# How do you factor 9x^3-x?

Jan 25, 2017

$x \left(3 x + 1\right) \left(3 x - 1\right)$

#### Explanation:

$x$ is common to both terms, so you can take it out of both and put the other factor in a bracket.

$9 {x}^{3} - x = x \left(9 {x}^{2} - 1\right)$.

$\left({x}^{2} - 1\right)$ and similar expressions are known as the difference of two squares, and can be further factorised to give:

$x \left(3 x + 1\right) \left(3 x - 1\right)$.

Jan 25, 2017

$x \left(3 x - 1\right) \left(3 x + 1\right)$

#### Explanation:

$9 {x}^{3} - x$

$\therefore = x \left(9 {x}^{2} - 1\right)$

$\therefore = x \left(3 x - 1\right) \left(3 x + 1\right)$

Jan 25, 2017

$x \left(3 x - 1\right) \left(3 x + 1\right)$
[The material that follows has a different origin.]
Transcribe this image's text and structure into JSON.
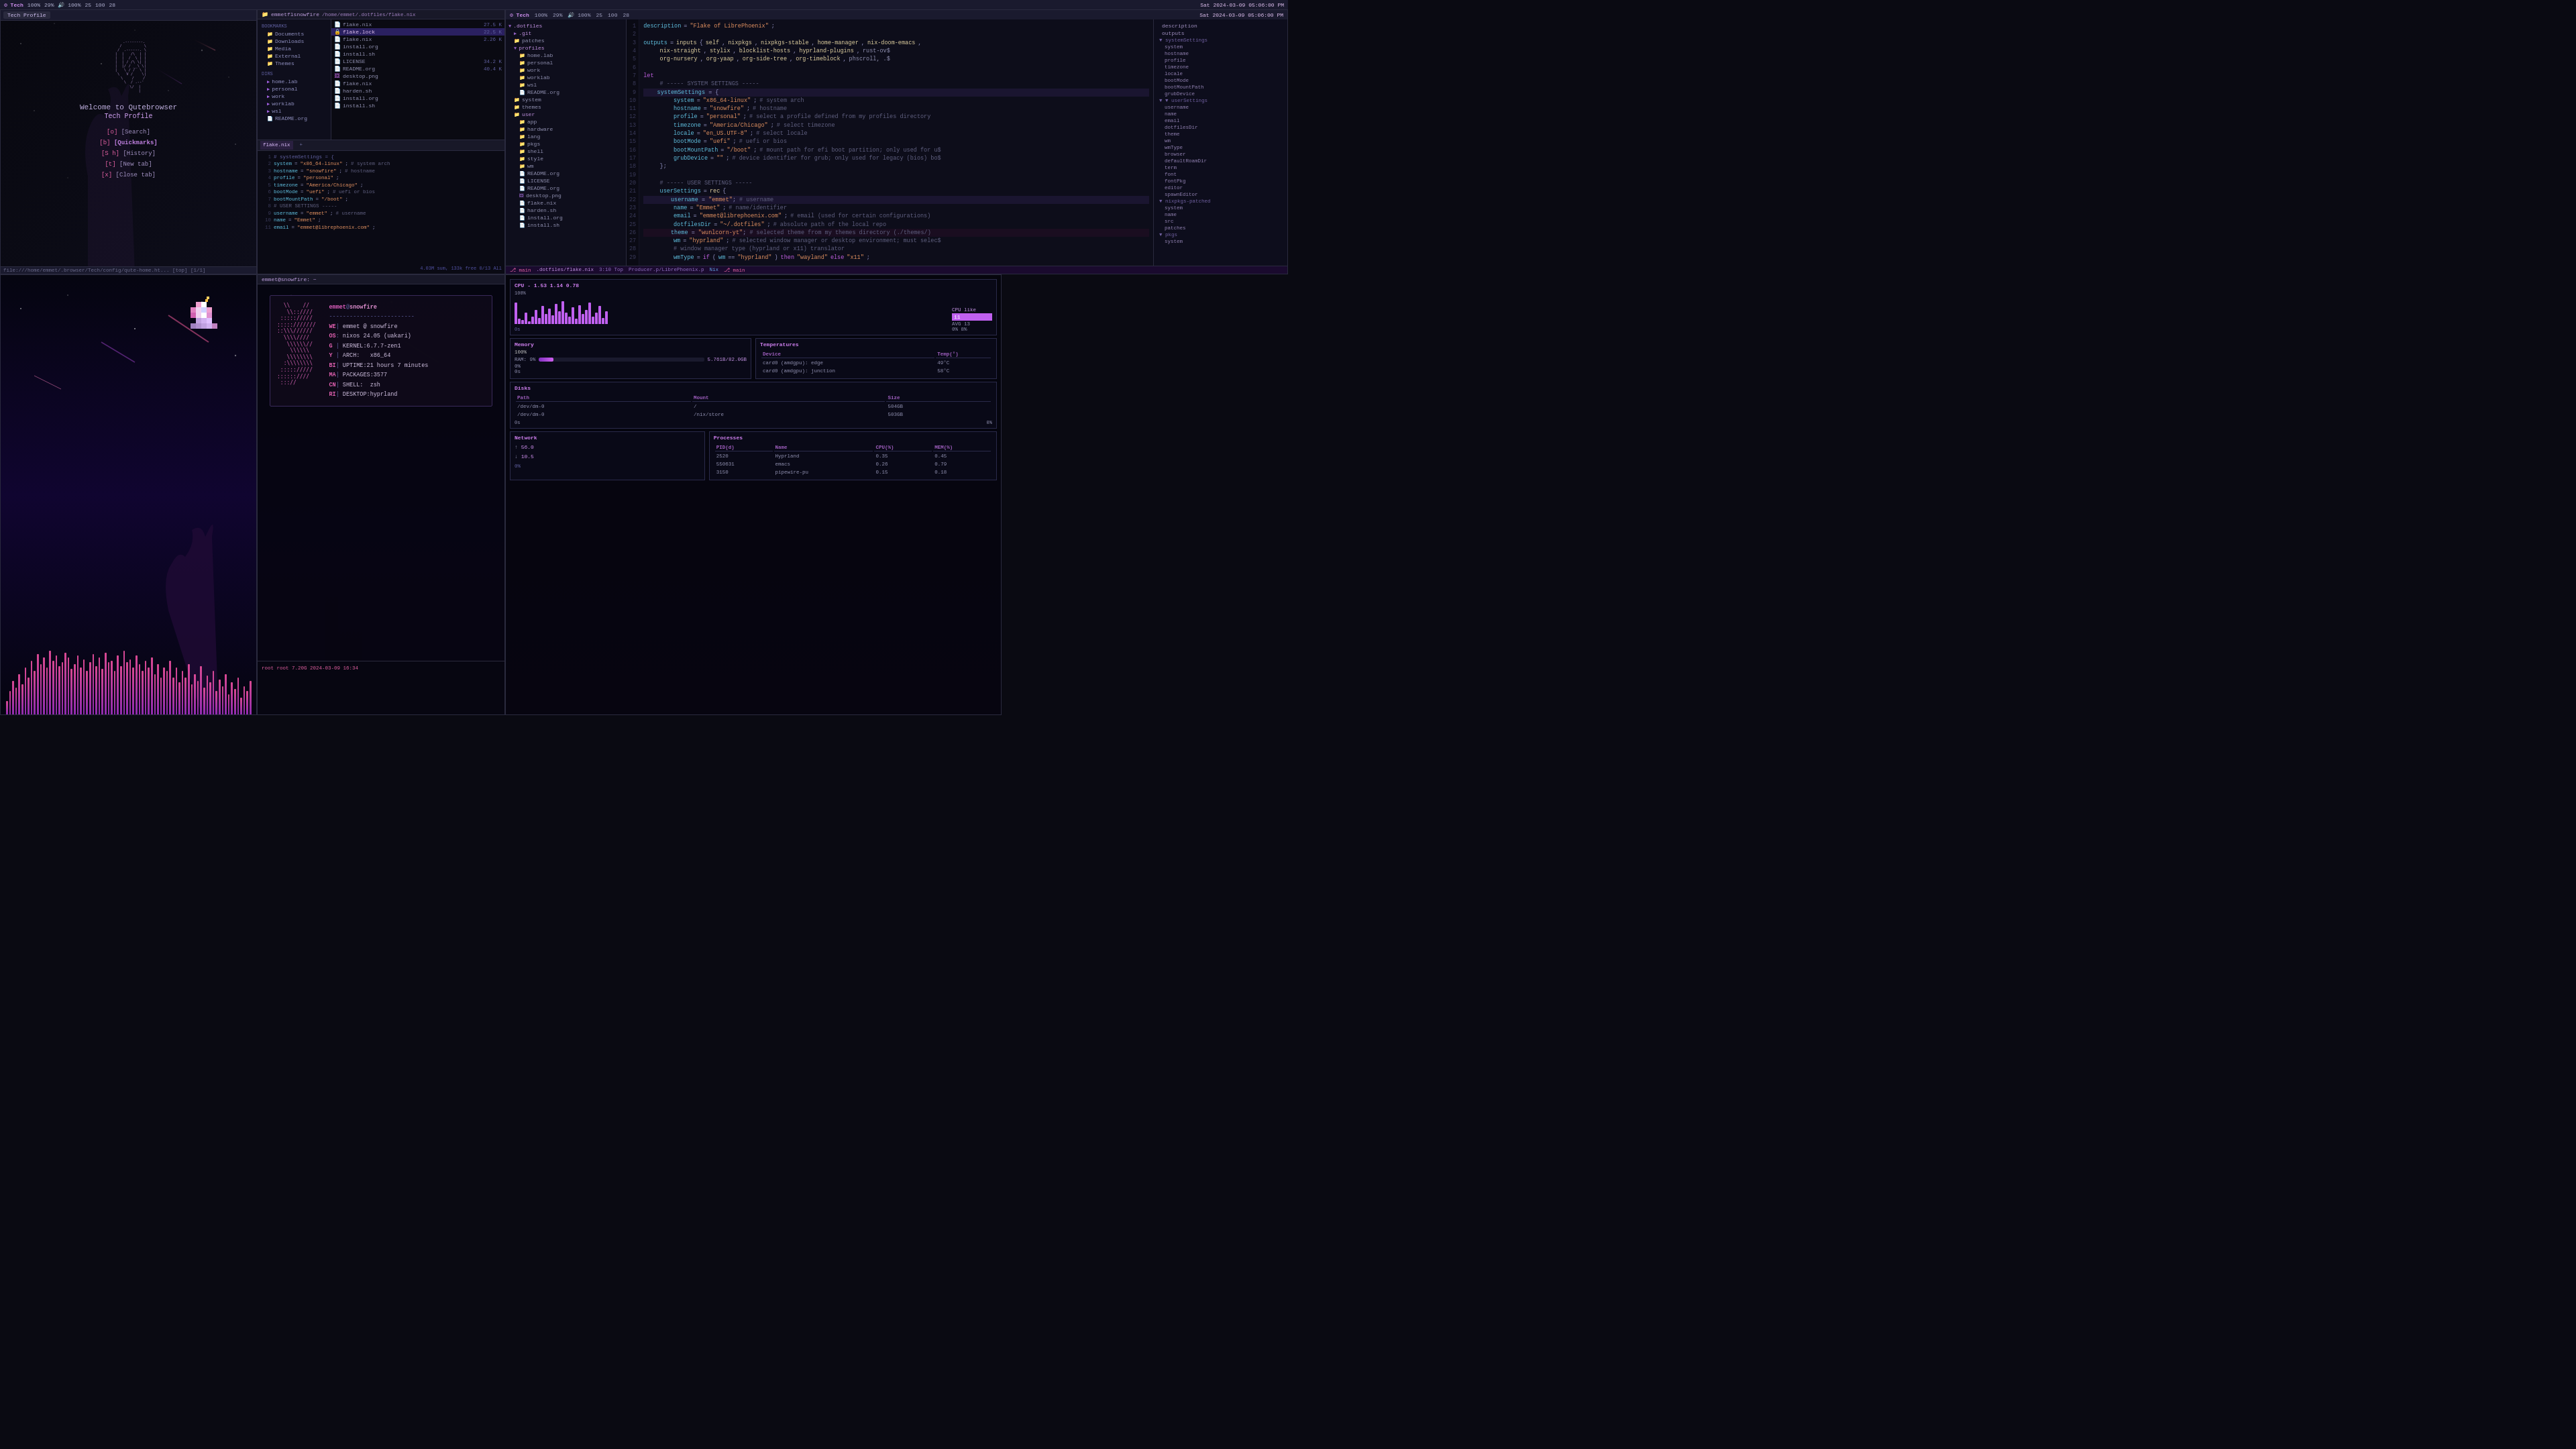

#### Explanation:

There is a $\textcolor{b l u e}{\text{common factor}}$ of x in both terms.

$\Rightarrow x \left(9 {x}^{2} - 1\right) \leftarrow \textcolor{red}{\text{remove common factor}}$

$9 {x}^{2} - 1 \text{ is a"color(blue)" difference of squares}$ and factorises, in general as shown.

$\textcolor{red}{\overline{\underline{| \textcolor{w h i t e}{\frac{2}{2}} \textcolor{b l a c k}{{a}^{2} - {b}^{2} = \left(a - b\right) \left(a + b\right)} \textcolor{w h i t e}{\frac{2}{2}} |}}}$

$\text{here " (3x)^2=9x^2" and } {1}^{2} = 1$

$\Rightarrow a = 3 x \text{ and } b = 1$

$\Rightarrow 9 {x}^{2} - 1 = \left(3 x - 1\right) \left(3 x + 1\right)$

$\Rightarrow 9 {x}^{3} - 1 = x \left(3 x - 1\right) \left(3 x + 1\right) \leftarrow \textcolor{red}{\text{ fully factorised}}$